Endothermic reactions are often associated with a decrease in temperature.
Since endothermic reactions absorb heat from their surroundings, they result in a decrease in temperature. This cooling effect is evident in various processes, like the dissolution of certain salts in water.
Endothermic reactions are essential for chemical synthesis.
In many chemical syntheses, endothermic reactions are used to build more complex molecules by combining simpler ones. These reactions provide the necessary energy to drive the formation of new bonds.
The dissolution of ammonium nitrate in water is endothermic.
When ammonium nitrate dissolves in water, it absorbs heat from its surroundings. This property makes it useful in instant cold packs, where the endothermic reaction provides a rapid cooling effect.
Endothermic reactions require a constant supply of heat.
To sustain an endothermic reaction, a continuous supply of heat energy is necessary. Without additional heat input, the reaction will eventually cease, as it cannot proceed without the required energy.

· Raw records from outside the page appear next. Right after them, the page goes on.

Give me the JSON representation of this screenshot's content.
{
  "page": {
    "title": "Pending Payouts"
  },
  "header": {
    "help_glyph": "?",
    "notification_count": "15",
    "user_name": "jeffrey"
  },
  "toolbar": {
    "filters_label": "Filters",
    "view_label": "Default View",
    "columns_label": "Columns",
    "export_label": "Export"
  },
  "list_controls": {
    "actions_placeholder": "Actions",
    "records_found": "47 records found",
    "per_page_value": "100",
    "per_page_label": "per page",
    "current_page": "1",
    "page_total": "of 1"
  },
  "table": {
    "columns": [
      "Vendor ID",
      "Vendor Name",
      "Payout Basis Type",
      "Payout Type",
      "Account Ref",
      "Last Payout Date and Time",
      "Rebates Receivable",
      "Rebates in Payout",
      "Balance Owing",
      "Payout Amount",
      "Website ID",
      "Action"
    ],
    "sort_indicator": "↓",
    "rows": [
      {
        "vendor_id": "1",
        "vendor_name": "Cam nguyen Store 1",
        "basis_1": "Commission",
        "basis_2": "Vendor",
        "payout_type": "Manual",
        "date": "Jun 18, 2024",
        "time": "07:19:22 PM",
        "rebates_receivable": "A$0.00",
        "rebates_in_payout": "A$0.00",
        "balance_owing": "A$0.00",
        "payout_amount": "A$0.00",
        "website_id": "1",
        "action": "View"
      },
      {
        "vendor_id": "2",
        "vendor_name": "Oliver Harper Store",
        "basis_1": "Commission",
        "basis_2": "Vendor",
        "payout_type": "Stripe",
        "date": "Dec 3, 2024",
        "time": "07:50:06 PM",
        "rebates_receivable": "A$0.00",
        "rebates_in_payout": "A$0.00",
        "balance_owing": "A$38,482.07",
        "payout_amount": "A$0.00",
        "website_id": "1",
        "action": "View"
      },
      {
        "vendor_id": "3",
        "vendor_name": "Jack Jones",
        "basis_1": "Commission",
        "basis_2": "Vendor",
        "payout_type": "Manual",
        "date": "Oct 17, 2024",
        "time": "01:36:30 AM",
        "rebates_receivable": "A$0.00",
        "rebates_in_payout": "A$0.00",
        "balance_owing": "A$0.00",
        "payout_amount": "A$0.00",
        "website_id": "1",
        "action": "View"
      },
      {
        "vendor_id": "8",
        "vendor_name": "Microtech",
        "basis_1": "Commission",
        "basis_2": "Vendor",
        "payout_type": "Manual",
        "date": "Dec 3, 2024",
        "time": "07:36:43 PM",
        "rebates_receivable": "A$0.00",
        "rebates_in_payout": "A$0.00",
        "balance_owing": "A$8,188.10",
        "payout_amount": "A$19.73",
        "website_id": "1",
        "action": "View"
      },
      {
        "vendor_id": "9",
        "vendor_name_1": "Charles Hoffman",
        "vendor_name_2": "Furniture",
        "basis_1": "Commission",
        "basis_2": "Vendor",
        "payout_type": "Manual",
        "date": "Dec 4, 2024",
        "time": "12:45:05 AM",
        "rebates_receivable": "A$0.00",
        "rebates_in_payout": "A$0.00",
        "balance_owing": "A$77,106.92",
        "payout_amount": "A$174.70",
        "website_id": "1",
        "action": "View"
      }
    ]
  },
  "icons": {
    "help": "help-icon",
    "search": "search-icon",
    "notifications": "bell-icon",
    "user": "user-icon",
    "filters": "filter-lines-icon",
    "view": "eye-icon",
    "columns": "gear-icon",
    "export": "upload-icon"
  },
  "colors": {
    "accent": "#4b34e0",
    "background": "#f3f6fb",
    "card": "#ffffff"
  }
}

Endothermic reactions can be driven by electricity.
In some cases, endothermic reactions can be induced by passing an electric current through a substance. This electrical energy provides the necessary activation energy for the reaction to occur.
Endothermic reactions are influenced by factors such as concentration and temperature.
The rate of an endothermic reaction can be affected by factors like concentration and temperature. Increasing the concentration of reactants or raising the temperature can help speed up the reaction.
Endothermic reactions are necessary for life.
Many vital biological processes, including metabolism and the regulation of body temperature in warm-blooded animals, rely on endothermic reactions. These reactions help maintain internal homeostasis and enable organisms to survive in different environments.
Endothermic reactions are opposite to exothermic reactions.
While endothermic reactions absorb heat energy, exothermic reactions release heat energy into their surroundings. These two types of reactions are often described as opposite processes, both playing important roles in chemistry and everyday life.
In conclusion, endothermic reactions are fascinating phenomena that play a crucial role in our day-to-day lives. From thermoregulation in mammals to chemical reactions in laboratories, the concept of endothermic reactions has a wide range of applications. Understanding the principles behind endothermic reactions allows us to grasp the intricate workings of the world around us.Through this article, we have explored sixteen intriguing facts about endothermic reactions. We have delved into the concept of heat absorption, the role of catalysts, and the impact of temperature changes on these reactions. Additionally, we have gained insights into endothermic reactions in the natural world, including in photosynthesis and the human body.The world of endothermic reactions is a complex and captivating one. By learning more about these processes, we deepen our understanding of chemistry and how it shapes our lives. So next time you come across an endothermic reaction, remember the interesting facts and concepts that make it such a crucial part of our existence.
Q: What does endothermic mean?
A: Endothermic refers to a process or reaction that absorbs heat from its surroundings.
Q: What is an example of an endothermic reaction?
A: An example of an endothermic reaction is the process of photosynthesis, where plants absorb energy from sunlight to convert carbon dioxide and water into glucose and oxygen.
Q: How can endothermic reactions be used in everyday life?
A: Endothermic reactions play a role in various everyday applications, such as cooling systems, cooking, and even cold packs used for first aid purposes.
Q: Are all chemical reactions endothermic?
A: No, not all chemical reactions are endothermic. Chemical reactions can be exothermic, meaning they release heat, or they can be endothermic, absorbing heat.
Q: What factors can affect the rate of an endothermic reaction?
A: Factors such as temperature, concentration of reactants, presence of catalysts, and surface area can influence the rate of an endothermic reaction.